[Interface dataset entries]
▬▬▬▬▬▬

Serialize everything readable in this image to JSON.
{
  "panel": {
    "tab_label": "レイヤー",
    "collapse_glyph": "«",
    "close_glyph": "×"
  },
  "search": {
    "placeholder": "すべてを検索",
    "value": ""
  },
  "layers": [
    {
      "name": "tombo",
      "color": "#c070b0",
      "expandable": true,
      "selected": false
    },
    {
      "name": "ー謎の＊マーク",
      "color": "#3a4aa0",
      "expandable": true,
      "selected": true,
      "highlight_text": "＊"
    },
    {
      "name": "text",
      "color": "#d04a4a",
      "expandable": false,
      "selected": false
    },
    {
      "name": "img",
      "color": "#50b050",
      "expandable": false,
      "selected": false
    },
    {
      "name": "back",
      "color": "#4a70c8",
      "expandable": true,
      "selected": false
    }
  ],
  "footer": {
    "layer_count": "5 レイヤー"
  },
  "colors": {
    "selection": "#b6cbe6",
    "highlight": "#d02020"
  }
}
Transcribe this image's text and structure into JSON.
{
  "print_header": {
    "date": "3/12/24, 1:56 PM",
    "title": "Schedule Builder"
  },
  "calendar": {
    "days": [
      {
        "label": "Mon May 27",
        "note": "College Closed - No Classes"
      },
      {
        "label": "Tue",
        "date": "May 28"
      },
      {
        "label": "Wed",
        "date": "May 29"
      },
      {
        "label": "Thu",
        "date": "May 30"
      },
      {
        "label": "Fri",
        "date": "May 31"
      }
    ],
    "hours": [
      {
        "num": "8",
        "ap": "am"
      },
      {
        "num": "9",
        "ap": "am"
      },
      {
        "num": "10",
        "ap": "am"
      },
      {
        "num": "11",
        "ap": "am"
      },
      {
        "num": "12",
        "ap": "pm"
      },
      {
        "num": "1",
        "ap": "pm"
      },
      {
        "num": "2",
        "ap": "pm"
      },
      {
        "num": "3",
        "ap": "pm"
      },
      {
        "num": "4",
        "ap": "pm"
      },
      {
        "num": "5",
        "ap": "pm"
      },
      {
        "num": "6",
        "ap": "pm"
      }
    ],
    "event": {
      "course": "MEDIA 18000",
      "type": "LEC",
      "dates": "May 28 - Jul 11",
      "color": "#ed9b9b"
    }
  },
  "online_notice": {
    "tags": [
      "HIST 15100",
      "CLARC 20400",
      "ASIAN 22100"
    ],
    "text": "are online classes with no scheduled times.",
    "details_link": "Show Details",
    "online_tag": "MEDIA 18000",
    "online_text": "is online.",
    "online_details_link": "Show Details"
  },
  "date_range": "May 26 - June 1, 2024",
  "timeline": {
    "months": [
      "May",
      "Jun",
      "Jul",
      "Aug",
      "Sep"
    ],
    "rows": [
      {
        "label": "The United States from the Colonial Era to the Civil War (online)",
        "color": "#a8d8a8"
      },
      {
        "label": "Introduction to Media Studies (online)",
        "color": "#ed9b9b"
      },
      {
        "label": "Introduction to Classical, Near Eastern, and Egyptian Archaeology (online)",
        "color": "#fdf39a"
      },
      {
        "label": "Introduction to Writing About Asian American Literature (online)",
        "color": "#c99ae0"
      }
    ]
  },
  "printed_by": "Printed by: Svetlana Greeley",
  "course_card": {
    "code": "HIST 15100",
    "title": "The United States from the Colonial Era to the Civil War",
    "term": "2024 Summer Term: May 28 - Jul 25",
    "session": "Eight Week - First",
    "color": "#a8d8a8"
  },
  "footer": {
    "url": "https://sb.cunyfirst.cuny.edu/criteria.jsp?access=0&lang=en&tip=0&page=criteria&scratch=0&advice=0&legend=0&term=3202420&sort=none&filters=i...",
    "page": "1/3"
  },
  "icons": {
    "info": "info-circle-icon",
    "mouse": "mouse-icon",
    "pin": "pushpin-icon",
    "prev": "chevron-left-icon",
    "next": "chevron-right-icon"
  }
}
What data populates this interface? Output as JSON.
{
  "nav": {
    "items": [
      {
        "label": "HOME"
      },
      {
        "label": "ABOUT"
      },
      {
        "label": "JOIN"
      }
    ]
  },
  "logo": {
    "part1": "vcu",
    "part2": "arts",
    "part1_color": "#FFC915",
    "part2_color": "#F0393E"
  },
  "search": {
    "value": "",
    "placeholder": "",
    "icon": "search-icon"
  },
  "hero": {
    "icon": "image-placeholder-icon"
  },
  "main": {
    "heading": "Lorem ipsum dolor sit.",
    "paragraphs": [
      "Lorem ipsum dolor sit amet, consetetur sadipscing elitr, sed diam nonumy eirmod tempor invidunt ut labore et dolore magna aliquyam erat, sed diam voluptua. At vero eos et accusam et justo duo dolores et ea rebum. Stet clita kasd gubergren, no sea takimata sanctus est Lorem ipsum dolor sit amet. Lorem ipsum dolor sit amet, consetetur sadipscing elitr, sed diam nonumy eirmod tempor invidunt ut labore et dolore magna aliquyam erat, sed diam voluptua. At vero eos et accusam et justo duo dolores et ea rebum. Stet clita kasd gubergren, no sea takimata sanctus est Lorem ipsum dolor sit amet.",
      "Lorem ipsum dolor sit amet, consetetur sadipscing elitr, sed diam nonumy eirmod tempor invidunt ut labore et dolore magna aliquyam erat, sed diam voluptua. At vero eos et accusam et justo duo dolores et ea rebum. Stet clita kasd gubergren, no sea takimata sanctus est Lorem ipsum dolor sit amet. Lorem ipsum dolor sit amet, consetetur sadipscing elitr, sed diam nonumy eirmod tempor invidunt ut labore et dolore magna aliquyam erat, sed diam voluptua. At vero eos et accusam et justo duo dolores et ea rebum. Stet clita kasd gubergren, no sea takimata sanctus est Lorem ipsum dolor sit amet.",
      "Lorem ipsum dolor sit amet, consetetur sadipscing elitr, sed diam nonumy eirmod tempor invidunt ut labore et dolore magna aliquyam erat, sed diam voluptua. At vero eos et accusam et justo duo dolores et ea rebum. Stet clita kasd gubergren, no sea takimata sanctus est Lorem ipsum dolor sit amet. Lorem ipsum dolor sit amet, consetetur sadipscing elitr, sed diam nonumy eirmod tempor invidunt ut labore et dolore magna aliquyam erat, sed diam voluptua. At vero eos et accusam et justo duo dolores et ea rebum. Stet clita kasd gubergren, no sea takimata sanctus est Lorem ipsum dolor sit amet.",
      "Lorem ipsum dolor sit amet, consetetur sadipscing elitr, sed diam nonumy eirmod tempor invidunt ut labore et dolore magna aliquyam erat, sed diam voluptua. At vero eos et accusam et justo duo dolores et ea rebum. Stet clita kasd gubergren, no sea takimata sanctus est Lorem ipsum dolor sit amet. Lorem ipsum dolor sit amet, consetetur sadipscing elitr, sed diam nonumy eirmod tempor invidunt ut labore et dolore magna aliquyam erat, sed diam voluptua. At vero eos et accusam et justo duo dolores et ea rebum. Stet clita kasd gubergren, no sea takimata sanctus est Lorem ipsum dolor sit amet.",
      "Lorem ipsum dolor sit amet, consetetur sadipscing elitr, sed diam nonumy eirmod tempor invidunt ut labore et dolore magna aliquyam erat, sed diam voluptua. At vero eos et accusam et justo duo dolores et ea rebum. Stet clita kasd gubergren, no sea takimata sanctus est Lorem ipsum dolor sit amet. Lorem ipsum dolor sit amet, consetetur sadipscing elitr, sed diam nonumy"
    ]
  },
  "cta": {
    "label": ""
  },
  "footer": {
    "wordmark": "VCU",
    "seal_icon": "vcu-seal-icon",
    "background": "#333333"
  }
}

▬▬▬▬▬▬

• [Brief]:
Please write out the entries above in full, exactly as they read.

• [Response to this task]:
Serialize everything readable in this image to JSON.
{
  "panel": {
    "tab_label": "レイヤー",
    "collapse_glyph": "«",
    "close_glyph": "×"
  },
  "search": {
    "placeholder": "すべてを検索",
    "value": ""
  },
  "layers": [
    {
      "name": "tombo",
      "color": "#c070b0",
      "expandable": true,
      "selected": false
    },
    {
      "name": "ー謎の＊マーク",
      "color": "#3a4aa0",
      "expandable": true,
      "selected": true,
      "highlight_text": "＊"
    },
    {
      "name": "text",
      "color": "#d04a4a",
      "expandable": false,
      "selected": false
    },
    {
      "name": "img",
      "color": "#50b050",
      "expandable": false,
      "selected": false
    },
    {
      "name": "back",
      "color": "#4a70c8",
      "expandable": true,
      "selected": false
    }
  ],
  "footer": {
    "layer_count": "5 レイヤー"
  },
  "colors": {
    "selection": "#b6cbe6",
    "highlight": "#d02020"
  }
}
Transcribe this image's text and structure into JSON.
{
  "print_header": {
    "date": "3/12/24, 1:56 PM",
    "title": "Schedule Builder"
  },
  "calendar": {
    "days": [
      {
        "label": "Mon May 27",
        "note": "College Closed - No Classes"
      },
      {
        "label": "Tue",
        "date": "May 28"
      },
      {
        "label": "Wed",
        "date": "May 29"
      },
      {
        "label": "Thu",
        "date": "May 30"
      },
      {
        "label": "Fri",
        "date": "May 31"
      }
    ],
    "hours": [
      {
        "num": "8",
        "ap": "am"
      },
      {
        "num": "9",
        "ap": "am"
      },
      {
        "num": "10",
        "ap": "am"
      },
      {
        "num": "11",
        "ap": "am"
      },
      {
        "num": "12",
        "ap": "pm"
      },
      {
        "num": "1",
        "ap": "pm"
      },
      {
        "num": "2",
        "ap": "pm"
      },
      {
        "num": "3",
        "ap": "pm"
      },
      {
        "num": "4",
        "ap": "pm"
      },
      {
        "num": "5",
        "ap": "pm"
      },
      {
        "num": "6",
        "ap": "pm"
      }
    ],
    "event": {
      "course": "MEDIA 18000",
      "type": "LEC",
      "dates": "May 28 - Jul 11",
      "color": "#ed9b9b"
    }
  },
  "online_notice": {
    "tags": [
      "HIST 15100",
      "CLARC 20400",
      "ASIAN 22100"
    ],
    "text": "are online classes with no scheduled times.",
    "details_link": "Show Details",
    "online_tag": "MEDIA 18000",
    "online_text": "is online.",
    "online_details_link": "Show Details"
  },
  "date_range": "May 26 - June 1, 2024",
  "timeline": {
    "months": [
      "May",
      "Jun",
      "Jul",
      "Aug",
      "Sep"
    ],
    "rows": [
      {
        "label": "The United States from the Colonial Era to the Civil War (online)",
        "color": "#a8d8a8"
      },
      {
        "label": "Introduction to Media Studies (online)",
        "color": "#ed9b9b"
      },
      {
        "label": "Introduction to Classical, Near Eastern, and Egyptian Archaeology (online)",
        "color": "#fdf39a"
      },
      {
        "label": "Introduction to Writing About Asian American Literature (online)",
        "color": "#c99ae0"
      }
    ]
  },
  "printed_by": "Printed by: Svetlana Greeley",
  "course_card": {
    "code": "HIST 15100",
    "title": "The United States from the Colonial Era to the Civil War",
    "term": "2024 Summer Term: May 28 - Jul 25",
    "session": "Eight Week - First",
    "color": "#a8d8a8"
  },
  "footer": {
    "url": "https://sb.cunyfirst.cuny.edu/criteria.jsp?access=0&lang=en&tip=0&page=criteria&scratch=0&advice=0&legend=0&term=3202420&sort=none&filters=i...",
    "page": "1/3"
  },
  "icons": {
    "info": "info-circle-icon",
    "mouse": "mouse-icon",
    "pin": "pushpin-icon",
    "prev": "chevron-left-icon",
    "next": "chevron-right-icon"
  }
}
What data populates this interface? Output as JSON.
{
  "nav": {
    "items": [
      {
        "label": "HOME"
      },
      {
        "label": "ABOUT"
      },
      {
        "label": "JOIN"
      }
    ]
  },
  "logo": {
    "part1": "vcu",
    "part2": "arts",
    "part1_color": "#FFC915",
    "part2_color": "#F0393E"
  },
  "search": {
    "value": "",
    "placeholder": "",
    "icon": "search-icon"
  },
  "hero": {
    "icon": "image-placeholder-icon"
  },
  "main": {
    "heading": "Lorem ipsum dolor sit.",
    "paragraphs": [
      "Lorem ipsum dolor sit amet, consetetur sadipscing elitr, sed diam nonumy eirmod tempor invidunt ut labore et dolore magna aliquyam erat, sed diam voluptua. At vero eos et accusam et justo duo dolores et ea rebum. Stet clita kasd gubergren, no sea takimata sanctus est Lorem ipsum dolor sit amet. Lorem ipsum dolor sit amet, consetetur sadipscing elitr, sed diam nonumy eirmod tempor invidunt ut labore et dolore magna aliquyam erat, sed diam voluptua. At vero eos et accusam et justo duo dolores et ea rebum. Stet clita kasd gubergren, no sea takimata sanctus est Lorem ipsum dolor sit amet.",
      "Lorem ipsum dolor sit amet, consetetur sadipscing elitr, sed diam nonumy eirmod tempor invidunt ut labore et dolore magna aliquyam erat, sed diam voluptua. At vero eos et accusam et justo duo dolores et ea rebum. Stet clita kasd gubergren, no sea takimata sanctus est Lorem ipsum dolor sit amet. Lorem ipsum dolor sit amet, consetetur sadipscing elitr, sed diam nonumy eirmod tempor invidunt ut labore et dolore magna aliquyam erat, sed diam voluptua. At vero eos et accusam et justo duo dolores et ea rebum. Stet clita kasd gubergren, no sea takimata sanctus est Lorem ipsum dolor sit amet.",
      "Lorem ipsum dolor sit amet, consetetur sadipscing elitr, sed diam nonumy eirmod tempor invidunt ut labore et dolore magna aliquyam erat, sed diam voluptua. At vero eos et accusam et justo duo dolores et ea rebum. Stet clita kasd gubergren, no sea takimata sanctus est Lorem ipsum dolor sit amet. Lorem ipsum dolor sit amet, consetetur sadipscing elitr, sed diam nonumy eirmod tempor invidunt ut labore et dolore magna aliquyam erat, sed diam voluptua. At vero eos et accusam et justo duo dolores et ea rebum. Stet clita kasd gubergren, no sea takimata sanctus est Lorem ipsum dolor sit amet.",
      "Lorem ipsum dolor sit amet, consetetur sadipscing elitr, sed diam nonumy eirmod tempor invidunt ut labore et dolore magna aliquyam erat, sed diam voluptua. At vero eos et accusam et justo duo dolores et ea rebum. Stet clita kasd gubergren, no sea takimata sanctus est Lorem ipsum dolor sit amet. Lorem ipsum dolor sit amet, consetetur sadipscing elitr, sed diam nonumy eirmod tempor invidunt ut labore et dolore magna aliquyam erat, sed diam voluptua. At vero eos et accusam et justo duo dolores et ea rebum. Stet clita kasd gubergren, no sea takimata sanctus est Lorem ipsum dolor sit amet.",
      "Lorem ipsum dolor sit amet, consetetur sadipscing elitr, sed diam nonumy eirmod tempor invidunt ut labore et dolore magna aliquyam erat, sed diam voluptua. At vero eos et accusam et justo duo dolores et ea rebum. Stet clita kasd gubergren, no sea takimata sanctus est Lorem ipsum dolor sit amet. Lorem ipsum dolor sit amet, consetetur sadipscing elitr, sed diam nonumy"
    ]
  },
  "cta": {
    "label": ""
  },
  "footer": {
    "wordmark": "VCU",
    "seal_icon": "vcu-seal-icon",
    "background": "#333333"
  }
}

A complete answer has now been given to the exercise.